**WHAT TO PRODUCE**. Return the whole listing exactly as it stands.

■ ■ ■ ■

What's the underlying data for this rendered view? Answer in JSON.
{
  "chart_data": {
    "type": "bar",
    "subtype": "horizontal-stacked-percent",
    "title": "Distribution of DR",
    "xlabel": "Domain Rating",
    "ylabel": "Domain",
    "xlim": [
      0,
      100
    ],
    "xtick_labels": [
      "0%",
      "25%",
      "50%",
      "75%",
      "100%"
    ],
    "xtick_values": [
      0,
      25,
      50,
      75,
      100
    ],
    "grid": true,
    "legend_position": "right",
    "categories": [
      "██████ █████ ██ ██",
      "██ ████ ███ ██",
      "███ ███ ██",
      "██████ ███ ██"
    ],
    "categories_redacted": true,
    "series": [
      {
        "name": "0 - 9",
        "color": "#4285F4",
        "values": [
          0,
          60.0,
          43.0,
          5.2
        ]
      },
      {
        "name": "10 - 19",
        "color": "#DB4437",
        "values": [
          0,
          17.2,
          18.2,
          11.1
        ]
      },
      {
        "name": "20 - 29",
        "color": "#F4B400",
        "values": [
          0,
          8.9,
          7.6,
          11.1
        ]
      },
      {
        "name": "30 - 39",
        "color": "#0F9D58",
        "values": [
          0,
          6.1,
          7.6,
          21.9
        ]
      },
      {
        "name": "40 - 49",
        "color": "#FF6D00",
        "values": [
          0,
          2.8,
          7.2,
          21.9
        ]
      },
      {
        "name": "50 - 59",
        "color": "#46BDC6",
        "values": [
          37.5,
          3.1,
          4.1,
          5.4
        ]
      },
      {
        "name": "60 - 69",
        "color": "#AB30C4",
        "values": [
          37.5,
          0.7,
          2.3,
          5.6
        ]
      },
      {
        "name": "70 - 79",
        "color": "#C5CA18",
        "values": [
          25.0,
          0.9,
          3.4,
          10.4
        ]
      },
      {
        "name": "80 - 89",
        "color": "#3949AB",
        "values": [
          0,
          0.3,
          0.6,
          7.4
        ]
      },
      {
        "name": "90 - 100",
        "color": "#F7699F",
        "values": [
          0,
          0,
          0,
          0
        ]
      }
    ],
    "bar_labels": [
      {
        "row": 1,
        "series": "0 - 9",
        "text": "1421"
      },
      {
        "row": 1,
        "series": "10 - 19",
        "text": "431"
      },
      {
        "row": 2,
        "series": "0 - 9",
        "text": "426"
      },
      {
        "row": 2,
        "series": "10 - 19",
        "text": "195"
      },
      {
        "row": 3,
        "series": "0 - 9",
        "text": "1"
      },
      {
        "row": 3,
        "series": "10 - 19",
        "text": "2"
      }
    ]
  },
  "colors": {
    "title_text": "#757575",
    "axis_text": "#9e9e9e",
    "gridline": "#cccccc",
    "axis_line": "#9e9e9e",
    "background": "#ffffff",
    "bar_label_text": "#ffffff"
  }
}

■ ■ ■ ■

**RESULT**.
What's the underlying data for this rendered view? Answer in JSON.
{
  "chart_data": {
    "type": "bar",
    "subtype": "horizontal-stacked-percent",
    "title": "Distribution of DR",
    "xlabel": "Domain Rating",
    "ylabel": "Domain",
    "xlim": [
      0,
      100
    ],
    "xtick_labels": [
      "0%",
      "25%",
      "50%",
      "75%",
      "100%"
    ],
    "xtick_values": [
      0,
      25,
      50,
      75,
      100
    ],
    "grid": true,
    "legend_position": "right",
    "categories": [
      "██████ █████ ██ ██",
      "██ ████ ███ ██",
      "███ ███ ██",
      "██████ ███ ██"
    ],
    "categories_redacted": true,
    "series": [
      {
        "name": "0 - 9",
        "color": "#4285F4",
        "values": [
          0,
          60.0,
          43.0,
          5.2
        ]
      },
      {
        "name": "10 - 19",
        "color": "#DB4437",
        "values": [
          0,
          17.2,
          18.2,
          11.1
        ]
      },
      {
        "name": "20 - 29",
        "color": "#F4B400",
        "values": [
          0,
          8.9,
          7.6,
          11.1
        ]
      },
      {
        "name": "30 - 39",
        "color": "#0F9D58",
        "values": [
          0,
          6.1,
          7.6,
          21.9
        ]
      },
      {
        "name": "40 - 49",
        "color": "#FF6D00",
        "values": [
          0,
          2.8,
          7.2,
          21.9
        ]
      },
      {
        "name": "50 - 59",
        "color": "#46BDC6",
        "values": [
          37.5,
          3.1,
          4.1,
          5.4
        ]
      },
      {
        "name": "60 - 69",
        "color": "#AB30C4",
        "values": [
          37.5,
          0.7,
          2.3,
          5.6
        ]
      },
      {
        "name": "70 - 79",
        "color": "#C5CA18",
        "values": [
          25.0,
          0.9,
          3.4,
          10.4
        ]
      },
      {
        "name": "80 - 89",
        "color": "#3949AB",
        "values": [
          0,
          0.3,
          0.6,
          7.4
        ]
      },
      {
        "name": "90 - 100",
        "color": "#F7699F",
        "values": [
          0,
          0,
          0,
          0
        ]
      }
    ],
    "bar_labels": [
      {
        "row": 1,
        "series": "0 - 9",
        "text": "1421"
      },
      {
        "row": 1,
        "series": "10 - 19",
        "text": "431"
      },
      {
        "row": 2,
        "series": "0 - 9",
        "text": "426"
      },
      {
        "row": 2,
        "series": "10 - 19",
        "text": "195"
      },
      {
        "row": 3,
        "series": "0 - 9",
        "text": "1"
      },
      {
        "row": 3,
        "series": "10 - 19",
        "text": "2"
      }
    ]
  },
  "colors": {
    "title_text": "#757575",
    "axis_text": "#9e9e9e",
    "gridline": "#cccccc",
    "axis_line": "#9e9e9e",
    "background": "#ffffff",
    "bar_label_text": "#ffffff"
  }
}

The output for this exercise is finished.